My clients often ask me about the risk required in career change. They understandably want to know what compromises they will have to make in order to change jobs – will they have to move? Will they have to take a pay cut? Obviously those questions are not answerable up front, but they need to be considered along the way. Circumstances and life situation can affect the amount of risk one can take in career change. I believe it does change as you age to a certain extent but, it changes more based on life or career situation. Here are some things to consider…

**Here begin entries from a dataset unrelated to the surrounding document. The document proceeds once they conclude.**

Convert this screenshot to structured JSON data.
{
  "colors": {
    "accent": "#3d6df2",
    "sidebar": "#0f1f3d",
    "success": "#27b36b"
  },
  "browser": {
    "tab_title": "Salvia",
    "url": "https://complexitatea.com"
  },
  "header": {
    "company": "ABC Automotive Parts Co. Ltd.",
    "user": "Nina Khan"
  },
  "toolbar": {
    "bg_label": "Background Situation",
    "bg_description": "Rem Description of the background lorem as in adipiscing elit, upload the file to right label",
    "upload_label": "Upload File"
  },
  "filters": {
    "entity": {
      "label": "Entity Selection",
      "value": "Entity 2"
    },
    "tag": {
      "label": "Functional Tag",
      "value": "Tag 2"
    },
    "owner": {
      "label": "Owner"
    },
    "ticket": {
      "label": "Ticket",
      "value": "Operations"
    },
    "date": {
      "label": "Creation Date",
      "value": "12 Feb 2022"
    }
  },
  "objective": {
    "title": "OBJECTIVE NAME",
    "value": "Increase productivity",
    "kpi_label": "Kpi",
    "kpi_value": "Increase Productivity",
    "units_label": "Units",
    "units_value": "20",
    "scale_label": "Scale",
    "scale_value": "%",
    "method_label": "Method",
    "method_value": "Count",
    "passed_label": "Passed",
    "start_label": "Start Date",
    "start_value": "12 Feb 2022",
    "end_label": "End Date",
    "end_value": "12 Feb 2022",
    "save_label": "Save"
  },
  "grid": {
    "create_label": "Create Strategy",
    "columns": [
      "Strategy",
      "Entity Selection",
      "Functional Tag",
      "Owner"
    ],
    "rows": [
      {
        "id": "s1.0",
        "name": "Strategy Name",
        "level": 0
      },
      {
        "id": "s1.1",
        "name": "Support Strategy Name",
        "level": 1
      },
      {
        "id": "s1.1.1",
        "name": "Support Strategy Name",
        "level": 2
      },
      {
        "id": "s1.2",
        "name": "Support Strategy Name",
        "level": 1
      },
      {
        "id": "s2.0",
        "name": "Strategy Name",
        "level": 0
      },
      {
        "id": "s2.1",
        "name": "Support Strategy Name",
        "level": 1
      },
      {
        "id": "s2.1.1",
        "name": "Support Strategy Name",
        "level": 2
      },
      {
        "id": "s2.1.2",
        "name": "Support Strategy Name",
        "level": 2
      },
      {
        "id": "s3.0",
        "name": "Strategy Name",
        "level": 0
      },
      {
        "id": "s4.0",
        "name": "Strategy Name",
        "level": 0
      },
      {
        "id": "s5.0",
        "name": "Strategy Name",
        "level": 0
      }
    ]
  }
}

Age can have an impact - For instance, people in their 20s might switch jobs and even careers a few times before finding a niche, but it can be riskier to make those types of choices later in your career. It is not impossible, and it depends on your situation, but it can become more difficult over time. For example in some industries or roles you could experience age-ism (high tech for example where younger workers who have grown up with technology may be preferred), but for other roles experience is greatly valued, like a doctor or a lawyer. So you need to consider the industry and the role you are going for. How long you have been in your industry can have an impact on the risk you take as well, if you are or feel pigeonholed by very specific work experience, it may take longer to implement your transition. The amount of risk can change based on your family situation and what you own. For example if you own a car, a house and have a child, it limits your flexibility somewhat. This is not to say you cannot take a risk. It may just be a different kind of risk or a smaller one. You may have savings, support from a spouse or some other cushion that enables you to step out more, but these are all things you need to keep in mind. Again, you are not limited, but the pieces on the chess board are different for you so you will move your pieces around, and there are more of them, than when you were younger perhaps.
The type of benefits you require can change as you age. Health insurance, retirement benefits, education benefits – all of these have varying levels of importance for you as you get older. We tend to require better health insurance as we age, retirement benefits as well, but you may care less about educational benefits. The training and development that you are willing to take on in order to make your transition can be different as you age. You may be less willing to get an undergraduate degree later on so you opt instead for a career path that only requires a certification for example. At a later age you may choose online courses instead of in person because of the convenience they offer while you are working full time.
Finally, your priorities naturally shift as you age. Younger workers may be willing to commute further, or work longer hours to advance their career as quickly as possible to get to that next step. Once you have arrived so to speak, those things can become less appealing.
If you do decide to make a change and take that professional risk, the positive elements to job seeking when you are older is you have a larger network to draw upon. You simply need to tap into instead of working towards growing it as a younger professional does. As you age, keep these things in mind so you can take a risk if you need to, and make it easier to do so. Keep your skills sharp, stay up with technology especially, stay physically healthy and maintain your professional network, do not let it lag because you never know when you will need it.